Published:Sunday | April 17, 2016 | 12:00 AMAndre Poyser and Jovan Johnson
Diane Edwards, president of JAMPRO.
Davon Crump

Concerns about a high turnover rate and low wages in business processing outsourcing (BPO) call centres are being dispelled by officials of the Ministry of Industry, Commerce and Agriculture.

JAMPRO President Diane Edwards has questioned claims of a high turnover rate in the industry.

"High is a relative term ... so I would challenge you on a perception that turnover is high. High relative to what?" she asked in an interview with The Gleaner.

Comparing data from India and The Philippines, Edwards noted that Jamaica's average turnover rate of five per cent is acceptable.

According to the JAMPRO president, the turnover rates in India are somewhere of the order of 33-50 per cent.

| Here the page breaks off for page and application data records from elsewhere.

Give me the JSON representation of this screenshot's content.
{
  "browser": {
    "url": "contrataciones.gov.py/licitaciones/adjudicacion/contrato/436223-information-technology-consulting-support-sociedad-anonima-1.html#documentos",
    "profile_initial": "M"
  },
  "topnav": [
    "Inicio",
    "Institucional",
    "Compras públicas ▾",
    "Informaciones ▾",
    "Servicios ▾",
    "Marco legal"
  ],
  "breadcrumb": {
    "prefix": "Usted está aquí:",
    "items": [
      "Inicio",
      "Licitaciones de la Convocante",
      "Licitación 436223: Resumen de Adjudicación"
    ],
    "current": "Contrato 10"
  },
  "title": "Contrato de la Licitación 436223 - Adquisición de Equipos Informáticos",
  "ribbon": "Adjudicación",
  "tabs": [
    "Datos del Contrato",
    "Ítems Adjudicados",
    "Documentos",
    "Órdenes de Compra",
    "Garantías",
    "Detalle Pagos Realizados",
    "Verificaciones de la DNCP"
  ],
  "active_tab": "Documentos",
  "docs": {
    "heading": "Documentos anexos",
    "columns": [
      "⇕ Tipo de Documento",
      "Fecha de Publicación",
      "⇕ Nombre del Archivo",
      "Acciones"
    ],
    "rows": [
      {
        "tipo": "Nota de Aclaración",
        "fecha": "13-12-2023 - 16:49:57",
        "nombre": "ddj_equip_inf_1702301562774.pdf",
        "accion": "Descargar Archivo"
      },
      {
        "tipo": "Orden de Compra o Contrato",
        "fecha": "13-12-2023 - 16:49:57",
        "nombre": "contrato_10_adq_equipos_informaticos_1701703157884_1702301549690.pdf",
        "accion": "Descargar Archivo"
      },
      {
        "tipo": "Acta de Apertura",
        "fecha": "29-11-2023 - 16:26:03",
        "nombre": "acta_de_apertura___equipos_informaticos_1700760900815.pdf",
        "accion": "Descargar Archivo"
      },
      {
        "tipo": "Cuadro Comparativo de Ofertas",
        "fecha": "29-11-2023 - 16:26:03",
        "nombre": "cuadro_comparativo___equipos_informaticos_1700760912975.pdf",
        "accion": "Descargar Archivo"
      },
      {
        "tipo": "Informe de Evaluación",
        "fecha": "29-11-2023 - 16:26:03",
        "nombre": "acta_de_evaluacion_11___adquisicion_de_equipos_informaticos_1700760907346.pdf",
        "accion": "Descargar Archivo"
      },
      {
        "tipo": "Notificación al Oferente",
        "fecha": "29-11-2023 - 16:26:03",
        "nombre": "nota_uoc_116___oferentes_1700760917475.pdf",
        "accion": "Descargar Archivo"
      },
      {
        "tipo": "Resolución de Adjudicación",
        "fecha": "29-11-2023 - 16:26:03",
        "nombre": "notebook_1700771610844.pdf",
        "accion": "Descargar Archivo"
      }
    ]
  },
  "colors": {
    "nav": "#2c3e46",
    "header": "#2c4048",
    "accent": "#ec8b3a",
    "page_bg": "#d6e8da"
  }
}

In the Philippines, she said the attrition rate has come down from 33 per cent in 2011 to around 20 per cent in 2015.

"We have to start looking at how jobs are created nowadays, the fluidity in the international environment and the speed with which jobs are created. Jobs change, companies have to be flexible, they have to find new opportunities, so the days of a job for life are no more. No one is saying that everyone who goes into BPO will like it or like the environment, but they will learn skills that are transferable to another industry and they will move to another industry, and we think that is natural and normal and we don't see any problem with that," she said.




On the issue of low wages in the industry, it was Anthony Hylton, opposition spokesperson on industry, investment and commerce, who argued that call-centre agents are paid competitively in comparison to workers in the tourism sector.

The average earnings for an entry-level agent in a call centre are between $200 and $450 an hour.

A former call-centre employee who wrote to The Gleaner noted that "there are some companies, especially in the Montego Bay Free Zone, who are paying their agents less than US$2 per hour (in other countries, agents are working US$4 an hour) and the incentive structure is set up in such a way that less than half of the agents in the company is able to really meet it".

The former call-centre employee added: "And, if they do meet it, there are certain procedures in place that will cause them to lose some of that money they have worked so hard to get."

He said he started working with a base pay of $200 and was told that, over a period of time, this would increase.

"Until the time I left, no increase was done, and to make matters worse, when I went over my break and lunch by just a minute, $750 was deducted. I could not stay with such a company that operated in such a way, and I eventually landed a job in the hospitality industry and I'm now happily employed," he said.

"Plus, management makes it so comfortable. I feel as if I'm among family. At no time did I feel comfortable while working at a call centre."

Davon Crump, who operates Global Outsourcing Solutions, believes that the wages are fair.

"I am one to quickly dispel the myth that call-centre agents are poorly paid. I believe it is fair and rates higher than many other sectors - some areas of tourism, retail, food services, to name a few," he told The Gleaner.